Does writing a book really constitute being an entrepreneur? Damn right it does . . .
One of my partners in crime recently published his first novel. I couldn’t be happier to report back that its a terrific gangster story and classic pulp in the best sense of the word. For anyone who wants to dive headfirst into the into the uncut rush of grit, grime, glamour and debauchery that defined the non-Gatsby Jazz Age, MacCauley has granted your wish.
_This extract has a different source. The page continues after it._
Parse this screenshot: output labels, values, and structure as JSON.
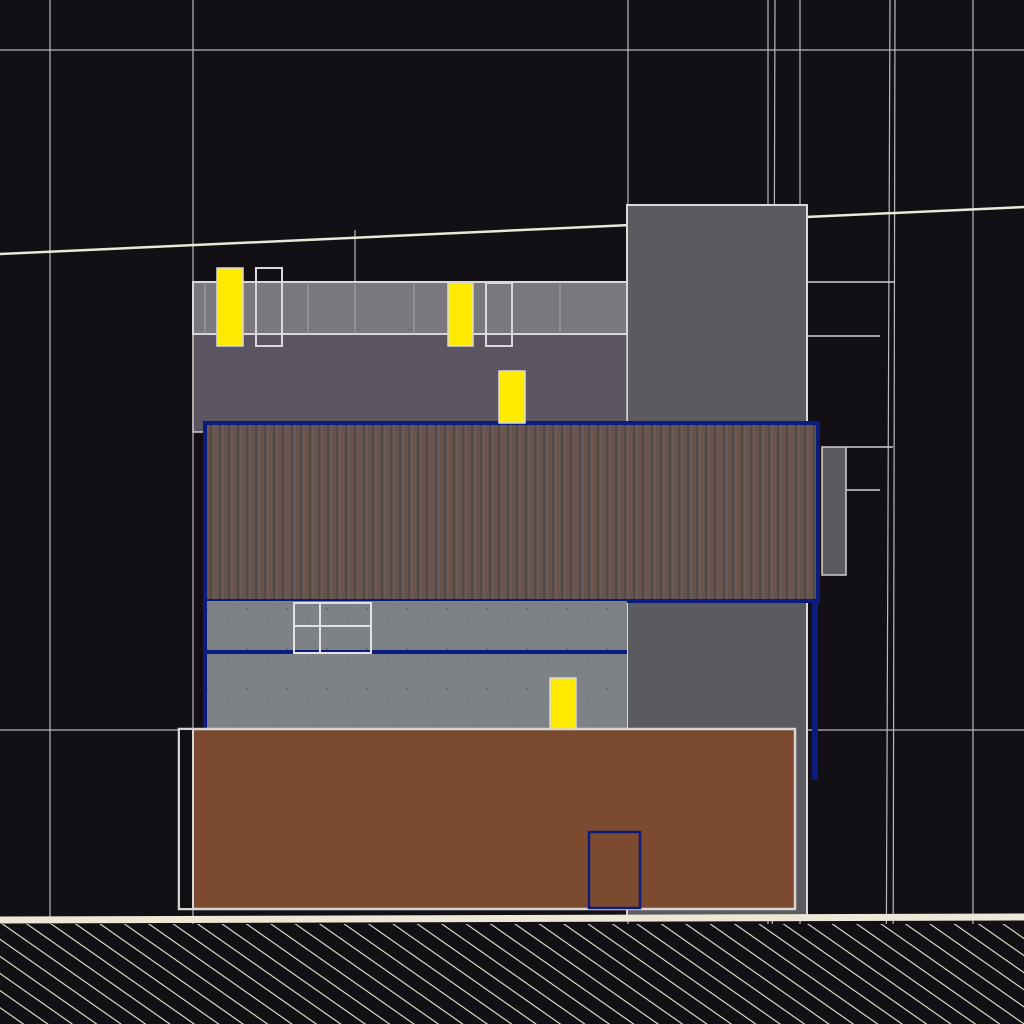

I don’t say this idly either. With some of my friends’ works, I too often find myself gritting my teeth. Books written by people you otherwise genuinely like – and especially novels – can indeed be taxing. I always find myself wanting to be fair and read the whole thing . . . whether I actually want to or not. While I’ll admit to having always been a huge crime genre aficionado, in some ways that’s exactly what makes me even more nervous when someone I actually know chooses to step into such challenging territory. Thankfully – NOT AN ISSUE HERE. “Prohibition” leaps out of its gate and never stops surging. Put simply, MacCauley can write.
The noble anti-hero Terry Quinn is precisely the type of character I most look forward to discovering between the covers of any good gangster tale. He’s an ex-boxer (also a plus for me) whose loyalty to his weakening boss, Archie Doyle, commands respect throughout New York. His fealty, of course, also puts him in danger as Doyle’s iron grasp over the City is challenged and new pretenders to the throne emerge. Terry’s dysfunctional relationship with a highly intriguing woman further winds through the plot and ultimately imposes difficult choices. The crescendo builds as Terry is forced to concoct a last ditch effort to save his once great yet crumbling organization – now suddenly under attack from virtually every nefarious demon that once roamed the streets during an age when America stood at the precipitous tipping point between Great Depression and illicit opulence.
MacCauley drops his reader into a sprawling urban landscape: an environment obviously informed by extensive historical research of the neighborhoods and politics as they were then, but with enough reminders that New York City, even today, remains a domain of shadows and seduction. Personally, I ripped through this book in two days. This just isn’t a story that ever throttles down.
MacCauley’s facility with dialogue is particularly striking – especially for a first novel. Much in the same way that “Miller’s Crossing” transports the viewer into something that feels more like an actual lifestyle than any mere time or place, “Prohibition” plants the reader smack in the midst of genuinely sordid surroundings – but sordid in the best sort of way – you might even feel a tinge of guilt, but clearly, you want to stick around awhile – And hey, why not down a glass or two of bootleg whisky while you’re at it? The characters here are all survivors – forged in their own individual cauldrons of hard-scrabble experience – and YES you would want to drink with them (albeit carefully). They’re clever and resourceful – if not always strategic long-term thinkers… But then, what could be truer to life? None of this is an easy trick to pull off.
I would love to see a young filmmaker (or even an old filmmaker) get a hold of this book and put it on the silver screen – preferably in black and white. While one occasionally feels reverberations humming from the original “Scarface,” “Prohibition’s” narrative is 100% its own.
As the Director Spike Lee observed: “Woody Allen has his New York City and I have mine – But they’re both New York City.” Now MacCauley has his – and its one you’ll absolutely want to visit.
This is terrific beach reading, delivers some real literary flare and contains intimations of great things to come. I wish the book great success and look forward to more.
Below are links to MacCauley’s blog and to his Amazon site where you can pick up a copy . . .